a.O you got the spelling right. The beauty of Spanish. If you can say it correctly you can spell it correctly. Good Luck and remember the police in the brown shirts are okay to question, but not the ones in the blue shirts or you’ll end up like Rev. Phil 😉


Well GDL is a nice city and its nice and warm here now. You will note that there is a very different biking culture here as car drives will run you off the road. Currently the downtown historical area is all torn up as they are replacing road pavement and sidewalks. (no new bike lanes are being put in thou….) There is one stretch of bike lanes along Ave Federalismo. You will note if you see it that is raised to the level of the sidewalk so that cars will not park in it and drivers will not run you off the road. It’s a shame more people don’t use it. But it does not lead anywhere and it is not connected to a bike path network. Hopefully you can have some input and influence with that. Another problem is the culture. People who have cars are considered “affluent” and therefore like to drive their cars. As a general rule only poorer people actually use bikes as a means of transportation. If you are here on a Sunday you will see many many people on bikes on Ave Juarez as the street is closed to automobile traffic, lots of people have bikes but only uses them Sunday mornings. See Utube via recreativa. Enjoy your trip and enjoy Guadalajara !

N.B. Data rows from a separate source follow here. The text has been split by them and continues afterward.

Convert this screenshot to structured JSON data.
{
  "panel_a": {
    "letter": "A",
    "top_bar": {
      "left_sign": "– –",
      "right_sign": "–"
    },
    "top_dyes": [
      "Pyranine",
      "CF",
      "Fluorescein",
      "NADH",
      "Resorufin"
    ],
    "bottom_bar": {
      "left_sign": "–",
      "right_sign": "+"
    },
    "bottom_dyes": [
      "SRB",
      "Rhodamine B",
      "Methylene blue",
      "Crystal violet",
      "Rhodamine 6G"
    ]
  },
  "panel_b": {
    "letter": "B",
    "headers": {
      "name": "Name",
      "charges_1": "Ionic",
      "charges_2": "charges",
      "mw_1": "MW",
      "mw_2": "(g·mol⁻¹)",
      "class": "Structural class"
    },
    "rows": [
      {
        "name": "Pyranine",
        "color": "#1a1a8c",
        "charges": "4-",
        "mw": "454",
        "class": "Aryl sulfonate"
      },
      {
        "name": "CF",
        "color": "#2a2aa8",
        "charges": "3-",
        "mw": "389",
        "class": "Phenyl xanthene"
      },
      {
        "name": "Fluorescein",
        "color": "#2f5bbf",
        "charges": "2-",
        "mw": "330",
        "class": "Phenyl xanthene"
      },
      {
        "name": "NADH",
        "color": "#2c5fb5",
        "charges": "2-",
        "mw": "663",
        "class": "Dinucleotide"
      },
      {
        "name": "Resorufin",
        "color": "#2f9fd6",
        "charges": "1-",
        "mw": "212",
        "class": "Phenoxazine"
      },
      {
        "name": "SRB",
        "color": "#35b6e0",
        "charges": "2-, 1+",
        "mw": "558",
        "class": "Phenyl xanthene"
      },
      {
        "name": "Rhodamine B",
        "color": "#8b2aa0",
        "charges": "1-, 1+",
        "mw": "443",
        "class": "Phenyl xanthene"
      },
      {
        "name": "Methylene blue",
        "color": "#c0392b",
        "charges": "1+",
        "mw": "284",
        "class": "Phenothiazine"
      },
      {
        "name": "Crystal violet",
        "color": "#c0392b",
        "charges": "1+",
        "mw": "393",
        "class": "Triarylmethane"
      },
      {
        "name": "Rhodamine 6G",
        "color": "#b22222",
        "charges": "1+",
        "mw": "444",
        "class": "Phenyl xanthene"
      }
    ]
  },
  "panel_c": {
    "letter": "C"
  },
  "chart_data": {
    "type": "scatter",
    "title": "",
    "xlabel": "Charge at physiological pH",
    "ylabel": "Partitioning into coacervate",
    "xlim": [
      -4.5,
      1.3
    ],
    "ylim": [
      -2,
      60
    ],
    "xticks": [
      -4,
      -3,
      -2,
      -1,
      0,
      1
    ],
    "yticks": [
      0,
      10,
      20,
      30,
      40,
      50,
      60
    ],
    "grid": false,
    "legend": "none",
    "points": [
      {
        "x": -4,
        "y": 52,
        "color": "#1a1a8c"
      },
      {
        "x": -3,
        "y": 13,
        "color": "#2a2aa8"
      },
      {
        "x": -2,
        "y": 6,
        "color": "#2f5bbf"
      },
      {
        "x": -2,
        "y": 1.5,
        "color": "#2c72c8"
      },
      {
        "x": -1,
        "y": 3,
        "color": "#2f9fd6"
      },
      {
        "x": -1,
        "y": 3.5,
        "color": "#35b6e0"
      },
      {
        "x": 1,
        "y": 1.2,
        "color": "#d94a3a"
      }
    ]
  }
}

Jesus Carlos

It’s spelled “topes”, the “tope” is famous here in México, all the description is correct!

I’m that guy with the bike t-shirt at the Portland conference last summer (i’m member of Ciudad para Todos wich is also member of the Carfree network), and I live in Guadalajara, so feel free to mail me for info about places to visit (if you like the beach i recomend Michoacan, 4 hrs from city), and if you need a bike, or to meet the bike groups here, the bike rides, etc.



I haven’t been to Guadalajara in many, many years, but last I remember, drivers don’t obey traffic signals and as a cyclist you really put your life on the line to ride. Hence why topes were even put in place. Not to mention I never saw any bike lanes. But this was 15 years ago, and many things have changed I’m sure. It’s a big city–I believe it’s one of the top five in Mexico–so all the rules that apply to big cities, apply here. Be aware and don’t be flashy. Should be fun.

Jeff Bernards
Jeff Bernards

I have about 20 bike light sets left over from my participation in “Get Lit”, if you want to take some down and pass out. Let me know


Have a fun, Safe, and Productive Time!

Chris B
Chris B

Jonathan, if you want a little more beta drop me a line. I lived in GUAD for a semester and was there recently for a bike/ped conference-meeting-thingy.

GUAD is an amazing, beautiful city and la gente are stunningly friendly. Have a great time and be prepared to skip a lot of sleep.

Erik Ryberg

Hey Jonathan,

I spent two weeks in Mexico City last December/January, and bought a bicycle while there. I recommend you take or buy a bike and ride it around. It was a lot less frightening than I thought it would be, and a great way to see the city. Also, Mexico City has made very expensive and serious efforts to accommodate bicyclists, including a massive street-closure every month for bicycling, and a not-quite-as-massive one every week right through downtown. Thousands of people take advantage of this and the city rents bikes for free, including hundreds if not thousands of kids bikes. You can check it all out at my website, http://www.tucsonbikelawyer.com, where I reported nearly every day at the end of January from Mexico. Have fun!

Adams Carroll (News Intern)

thanks everyone for your tips and offers. I’m looking forward to getting down there.

unfortunately my plane leaves on Sunday morning so, unless I can change it to a later flight, I will miss the via recreativa.